Used in the treatment of type I and type II diabetes, the primary activity of insulin is the regulation of glucose metabolism. Insulin promotes glucose and amino acid uptake into muscle and adipose tissues, and other tissues except brain and liver. It also has an anabolic role in stimulating glycogen, fatty acid, and protein synthesis. Insulin inhibits gluconeogenesis in the liver.
mechanism of action
Insulin binds to the insulin receptor (IR), a heterotetrameric protein consisting of two extracellular alpha units and two transmembrane beta units. The binding of insulin to the alpha subunit of IR stimulates the tyrosine kinase activity intrinsic to the beta subunit of the receptor. The bound receptor is able to autophosphorylate and phosphorylate numerous intracellular substrates such as insulin receptor substrates (IRS) proteins, Cbl, APS, Shc and Gab 1. These activated proteins, in turn, lead to the activation of downstream signaling molecules including PI3 kinase and Akt. Akt regulates the activity of glucose transporter 4 (GLUT4) and protein kinase C (PKC) which play a critical role in metabolism and catabolism.

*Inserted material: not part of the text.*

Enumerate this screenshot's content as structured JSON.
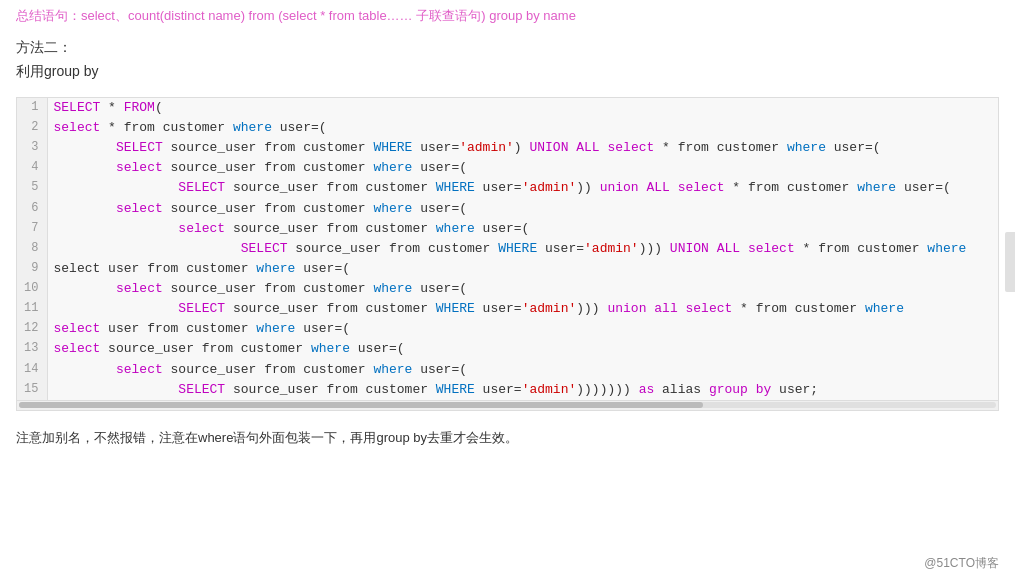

Insulin is predominantly cleared by metabolic degradation via a receptor-mediated process.